To end the triose phase, 3-phosphoglycerate is converted into pyruvate (click 1). By now you should be able to predict that the phosphate on C-3 of 3PGA will used to make ATP. This is not obvious at first because the phosphate ester in 3PGA is not high energy (click 1). Therefore, to make ATP this phosphate must be converted into one that is high energy. That high energy molecule is phosphoenolpyruvate (PEP) (click 1). Your chore now is figure how to make PEP from 3PGA. A clue comes when you see that the phosphate in PEP in on C-2. Therefore, you must first shift the phosphate on 3PGA to make 2PGA (click 1). This is done by a mutase enzyme, phosphoglycerate mutase (PGM). To make the phosphate in 2PGA high energy, a H2O must be removed from 2PGA to form an enol-phosphate bond (click 1). Enol-phosphate is a high energy phosphate, in fact one of the highest in terms of release of free energy (click 1). From PEP it is simply a matter to transfer the phosphate to ADP (click 1),which brings us to the end of the pathway with the formation of ATP and pyruvate.

High energy

Low energy

slide6

What did you learn? Answer the following questions regarding glycolysis and energy.

1. What is the overall energy yield in ATP production when one molecule of glucose is

converted to pyruvate? (click for answer).

There is a net of 2 ATPs synthesized for each glucose molecule. Two ATPs are required to

bring the glucose to the fructose 1,6-bisphosphate stage (-2). One ATP each is synthesized

when glyceraldehyde-3-PO4 goes to 3PGA and PEP to pyruvate (+2). Since the latter reaction

occurs with each triose, the total is +4 for all the carbons of glucose. -2 + (+4) = +2

2. Based on free energy yield, predict the reactions that are irreversible or poorly reversible in

the glycolysis pathway. (click for answer)

There are 3. Glucose to glucose 6-PO4 catalyzed by hexokinase; fructose 6-PO4 to

fructose 1,6 bisPO4 catalyzed by phosphofructokinase-I, and PEP to pyruvate catalyzed

by pyruvate kinase.

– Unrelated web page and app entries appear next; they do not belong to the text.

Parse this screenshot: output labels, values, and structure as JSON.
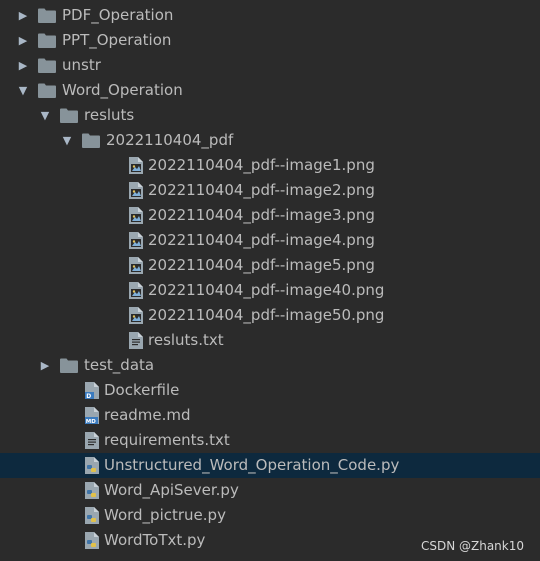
{
  "tree": {
    "items": [
      {
        "label": "PDF_Operation",
        "type": "folder",
        "depth": 0,
        "expanded": false
      },
      {
        "label": "PPT_Operation",
        "type": "folder",
        "depth": 0,
        "expanded": false
      },
      {
        "label": "unstr",
        "type": "folder",
        "depth": 0,
        "expanded": false
      },
      {
        "label": "Word_Operation",
        "type": "folder",
        "depth": 0,
        "expanded": true
      },
      {
        "label": "resluts",
        "type": "folder",
        "depth": 1,
        "expanded": true
      },
      {
        "label": "2022110404_pdf",
        "type": "folder",
        "depth": 2,
        "expanded": true
      },
      {
        "label": "2022110404_pdf--image1.png",
        "type": "png",
        "depth": 3
      },
      {
        "label": "2022110404_pdf--image2.png",
        "type": "png",
        "depth": 3
      },
      {
        "label": "2022110404_pdf--image3.png",
        "type": "png",
        "depth": 3
      },
      {
        "label": "2022110404_pdf--image4.png",
        "type": "png",
        "depth": 3
      },
      {
        "label": "2022110404_pdf--image5.png",
        "type": "png",
        "depth": 3
      },
      {
        "label": "2022110404_pdf--image40.png",
        "type": "png",
        "depth": 3
      },
      {
        "label": "2022110404_pdf--image50.png",
        "type": "png",
        "depth": 3
      },
      {
        "label": "resluts.txt",
        "type": "txt",
        "depth": 3
      },
      {
        "label": "test_data",
        "type": "folder",
        "depth": 1,
        "expanded": false
      },
      {
        "label": "Dockerfile",
        "type": "docker",
        "depth": 1
      },
      {
        "label": "readme.md",
        "type": "md",
        "depth": 1
      },
      {
        "label": "requirements.txt",
        "type": "txt",
        "depth": 1
      },
      {
        "label": "Unstructured_Word_Operation_Code.py",
        "type": "py",
        "depth": 1,
        "selected": true
      },
      {
        "label": "Word_ApiSever.py",
        "type": "py",
        "depth": 1
      },
      {
        "label": "Word_pictrue.py",
        "type": "py",
        "depth": 1
      },
      {
        "label": "WordToTxt.py",
        "type": "py",
        "depth": 1
      }
    ]
  },
  "watermark": "CSDN @Zhank10",
  "colors": {
    "background": "#2b2b2b",
    "text": "#bbbbbb",
    "selected": "#0d293e",
    "folder": "#87939a",
    "file": "#9aa7b0"
  }
}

All 3 are catalyzed by kinase enzymes and all three have very large

negative delta G values (check your textbook for delta G values).

3. Why is the phosphoglycerate kinase reaction reversible? What about the other kinase reactions?

(click for answer)

The product, glycerate 1,3-bisPO4 is high energy. Thus, it can yield ATP by transferring

the phosphate group to ADP. The other kinase reactions all yield low energy phosphate esters

as products and hence cannot be reversed. Reversing would mean forming a high energy ATP

phosphoanhydride bond in ATP from a low energy phosphate ester compound and this is not

energetically feasible.